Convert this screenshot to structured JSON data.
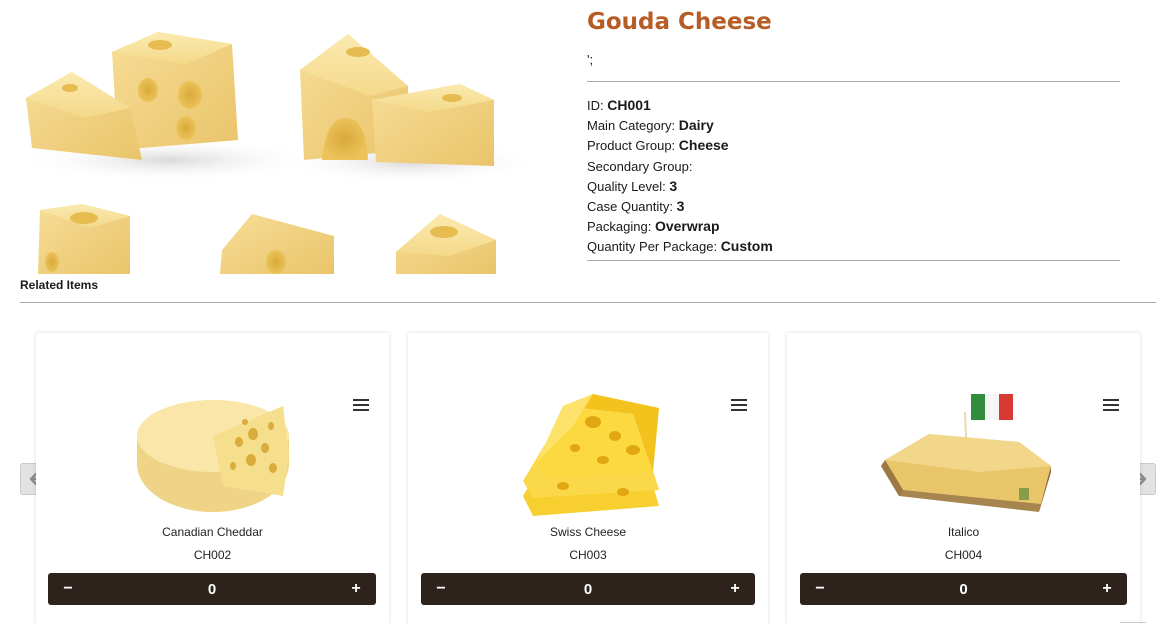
{
  "product": {
    "title": "Gouda Cheese",
    "description": "';",
    "specs": [
      {
        "label": "ID: ",
        "value": "CH001"
      },
      {
        "label": "Main Category: ",
        "value": "Dairy"
      },
      {
        "label": "Product Group: ",
        "value": "Cheese"
      },
      {
        "label": "Secondary Group: ",
        "value": ""
      },
      {
        "label": "Quality Level: ",
        "value": "3"
      },
      {
        "label": "Case Quantity: ",
        "value": "3"
      },
      {
        "label": "Packaging: ",
        "value": "Overwrap"
      },
      {
        "label": "Quantity Per Package: ",
        "value": "Custom"
      }
    ]
  },
  "related": {
    "title": "Related Items",
    "items": [
      {
        "name": "Canadian Cheddar",
        "code": "CH002",
        "quantity": "0"
      },
      {
        "name": "Swiss Cheese",
        "code": "CH003",
        "quantity": "0"
      },
      {
        "name": "Italico",
        "code": "CH004",
        "quantity": "0"
      }
    ],
    "minus_label": "−",
    "plus_label": "+"
  },
  "icons": {
    "prev": "arrow-left-icon",
    "next": "arrow-right-icon",
    "menu": "menu-icon"
  },
  "colors": {
    "title": "#b85c26",
    "qty_bar": "#2e231c",
    "cheese": "#f3d98a"
  }
}
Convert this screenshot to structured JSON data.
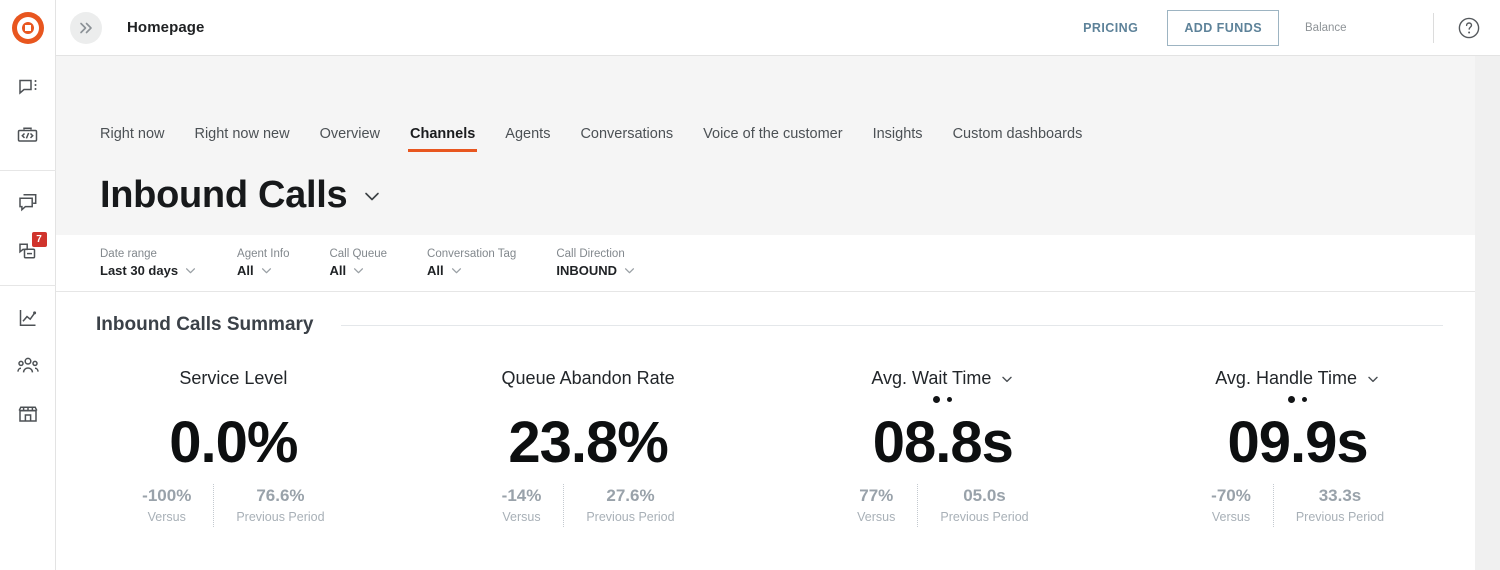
{
  "topbar": {
    "expand_icon": "chevron-double-right-icon",
    "page_title": "Homepage",
    "pricing_label": "PRICING",
    "add_funds_label": "ADD FUNDS",
    "balance_label": "Balance",
    "balance_value": "",
    "help_icon": "help-circle-icon"
  },
  "sidebar": {
    "logo_icon": "target-logo-icon",
    "groups": [
      {
        "items": [
          {
            "icon": "chat-bubble-menu-icon",
            "badge": ""
          },
          {
            "icon": "code-briefcase-icon",
            "badge": ""
          }
        ]
      },
      {
        "items": [
          {
            "icon": "stacked-chats-icon",
            "badge": ""
          },
          {
            "icon": "documents-icon",
            "badge": "7"
          }
        ]
      },
      {
        "items": [
          {
            "icon": "analytics-chart-icon",
            "badge": ""
          },
          {
            "icon": "people-group-icon",
            "badge": ""
          },
          {
            "icon": "storefront-icon",
            "badge": ""
          }
        ]
      }
    ]
  },
  "tabs": [
    {
      "label": "Right now",
      "active": false
    },
    {
      "label": "Right now new",
      "active": false
    },
    {
      "label": "Overview",
      "active": false
    },
    {
      "label": "Channels",
      "active": true
    },
    {
      "label": "Agents",
      "active": false
    },
    {
      "label": "Conversations",
      "active": false
    },
    {
      "label": "Voice of the customer",
      "active": false
    },
    {
      "label": "Insights",
      "active": false
    },
    {
      "label": "Custom dashboards",
      "active": false
    }
  ],
  "page": {
    "heading": "Inbound Calls",
    "heading_caret_icon": "chevron-down-icon"
  },
  "filters": [
    {
      "label": "Date range",
      "value": "Last 30 days"
    },
    {
      "label": "Agent Info",
      "value": "All"
    },
    {
      "label": "Call Queue",
      "value": "All"
    },
    {
      "label": "Conversation Tag",
      "value": "All"
    },
    {
      "label": "Call Direction",
      "value": "INBOUND"
    }
  ],
  "summary": {
    "title": "Inbound Calls Summary",
    "versus_label": "Versus",
    "previous_label": "Previous Period",
    "cards": [
      {
        "title": "Service Level",
        "value": "0.0%",
        "has_caret": false,
        "has_dots": false,
        "versus_value": "-100%",
        "versus_label": "Versus",
        "previous_value": "76.6%",
        "previous_label": "Previous Period"
      },
      {
        "title": "Queue Abandon Rate",
        "value": "23.8%",
        "has_caret": false,
        "has_dots": false,
        "versus_value": "-14%",
        "versus_label": "Versus",
        "previous_value": "27.6%",
        "previous_label": "Previous Period"
      },
      {
        "title": "Avg. Wait Time",
        "value": "08.8s",
        "has_caret": true,
        "has_dots": true,
        "versus_value": "77%",
        "versus_label": "Versus",
        "previous_value": "05.0s",
        "previous_label": "Previous Period"
      },
      {
        "title": "Avg. Handle Time",
        "value": "09.9s",
        "has_caret": true,
        "has_dots": true,
        "versus_value": "-70%",
        "versus_label": "Versus",
        "previous_value": "33.3s",
        "previous_label": "Previous Period"
      }
    ]
  },
  "colors": {
    "accent": "#e8561f",
    "badge": "#d0342c",
    "link": "#5d8299",
    "band": "#f5f5f5"
  }
}
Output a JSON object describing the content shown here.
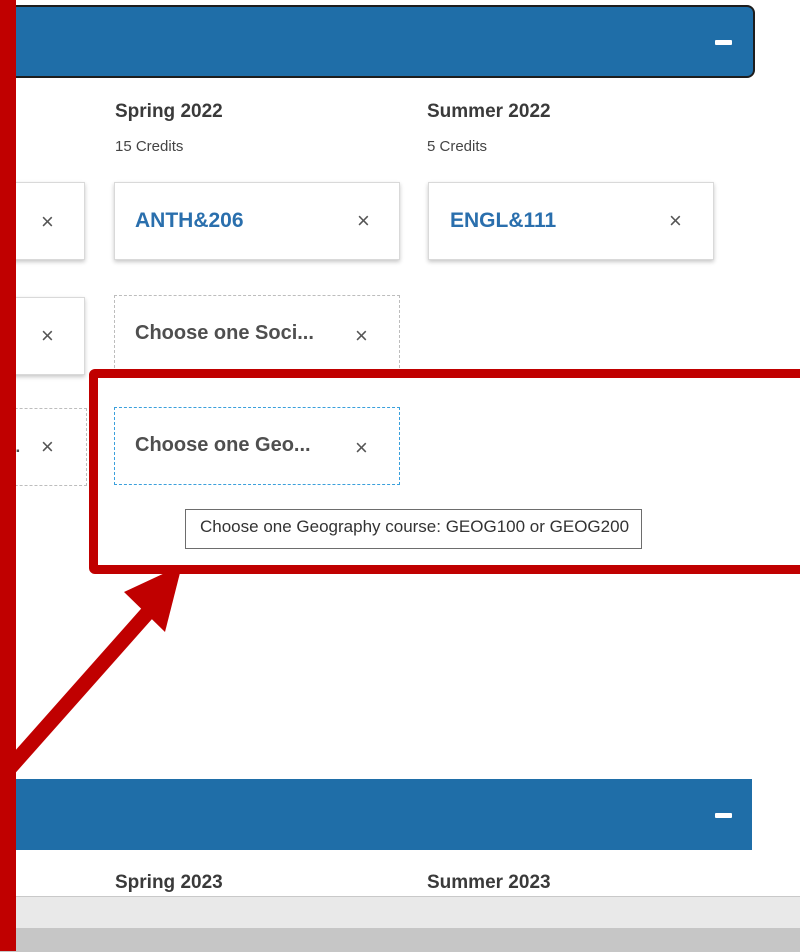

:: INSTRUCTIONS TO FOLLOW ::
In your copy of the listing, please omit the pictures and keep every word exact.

:: ANSWER TO THE PROBLEM ::
Convert this screenshot to structured JSON data.
{
  "product": {
    "title": "Gouda Cheese",
    "description": "';",
    "specs": [
      {
        "label": "ID: ",
        "value": "CH001"
      },
      {
        "label": "Main Category: ",
        "value": "Dairy"
      },
      {
        "label": "Product Group: ",
        "value": "Cheese"
      },
      {
        "label": "Secondary Group: ",
        "value": ""
      },
      {
        "label": "Quality Level: ",
        "value": "3"
      },
      {
        "label": "Case Quantity: ",
        "value": "3"
      },
      {
        "label": "Packaging: ",
        "value": "Overwrap"
      },
      {
        "label": "Quantity Per Package: ",
        "value": "Custom"
      }
    ]
  },
  "related": {
    "title": "Related Items",
    "items": [
      {
        "name": "Canadian Cheddar",
        "code": "CH002",
        "quantity": "0"
      },
      {
        "name": "Swiss Cheese",
        "code": "CH003",
        "quantity": "0"
      },
      {
        "name": "Italico",
        "code": "CH004",
        "quantity": "0"
      }
    ],
    "minus_label": "−",
    "plus_label": "+"
  },
  "icons": {
    "prev": "arrow-left-icon",
    "next": "arrow-right-icon",
    "menu": "menu-icon"
  },
  "colors": {
    "title": "#b85c26",
    "qty_bar": "#2e231c",
    "cheese": "#f3d98a"
  }
}
Convert this screenshot to structured JSON data.
{
  "topbar": {
    "expand_icon": "chevron-double-right-icon",
    "page_title": "Homepage",
    "pricing_label": "PRICING",
    "add_funds_label": "ADD FUNDS",
    "balance_label": "Balance",
    "balance_value": "",
    "help_icon": "help-circle-icon"
  },
  "sidebar": {
    "logo_icon": "target-logo-icon",
    "groups": [
      {
        "items": [
          {
            "icon": "chat-bubble-menu-icon",
            "badge": ""
          },
          {
            "icon": "code-briefcase-icon",
            "badge": ""
          }
        ]
      },
      {
        "items": [
          {
            "icon": "stacked-chats-icon",
            "badge": ""
          },
          {
            "icon": "documents-icon",
            "badge": "7"
          }
        ]
      },
      {
        "items": [
          {
            "icon": "analytics-chart-icon",
            "badge": ""
          },
          {
            "icon": "people-group-icon",
            "badge": ""
          },
          {
            "icon": "storefront-icon",
            "badge": ""
          }
        ]
      }
    ]
  },
  "tabs": [
    {
      "label": "Right now",
      "active": false
    },
    {
      "label": "Right now new",
      "active": false
    },
    {
      "label": "Overview",
      "active": false
    },
    {
      "label": "Channels",
      "active": true
    },
    {
      "label": "Agents",
      "active": false
    },
    {
      "label": "Conversations",
      "active": false
    },
    {
      "label": "Voice of the customer",
      "active": false
    },
    {
      "label": "Insights",
      "active": false
    },
    {
      "label": "Custom dashboards",
      "active": false
    }
  ],
  "page": {
    "heading": "Inbound Calls",
    "heading_caret_icon": "chevron-down-icon"
  },
  "filters": [
    {
      "label": "Date range",
      "value": "Last 30 days"
    },
    {
      "label": "Agent Info",
      "value": "All"
    },
    {
      "label": "Call Queue",
      "value": "All"
    },
    {
      "label": "Conversation Tag",
      "value": "All"
    },
    {
      "label": "Call Direction",
      "value": "INBOUND"
    }
  ],
  "summary": {
    "title": "Inbound Calls Summary",
    "versus_label": "Versus",
    "previous_label": "Previous Period",
    "cards": [
      {
        "title": "Service Level",
        "value": "0.0%",
        "has_caret": false,
        "has_dots": false,
        "versus_value": "-100%",
        "versus_label": "Versus",
        "previous_value": "76.6%",
        "previous_label": "Previous Period"
      },
      {
        "title": "Queue Abandon Rate",
        "value": "23.8%",
        "has_caret": false,
        "has_dots": false,
        "versus_value": "-14%",
        "versus_label": "Versus",
        "previous_value": "27.6%",
        "previous_label": "Previous Period"
      },
      {
        "title": "Avg. Wait Time",
        "value": "08.8s",
        "has_caret": true,
        "has_dots": true,
        "versus_value": "77%",
        "versus_label": "Versus",
        "previous_value": "05.0s",
        "previous_label": "Previous Period"
      },
      {
        "title": "Avg. Handle Time",
        "value": "09.9s",
        "has_caret": true,
        "has_dots": true,
        "versus_value": "-70%",
        "versus_label": "Versus",
        "previous_value": "33.3s",
        "previous_label": "Previous Period"
      }
    ]
  },
  "colors": {
    "accent": "#e8561f",
    "badge": "#d0342c",
    "link": "#5d8299",
    "band": "#f5f5f5"
  }
}
Output a JSON object describing the content shown here.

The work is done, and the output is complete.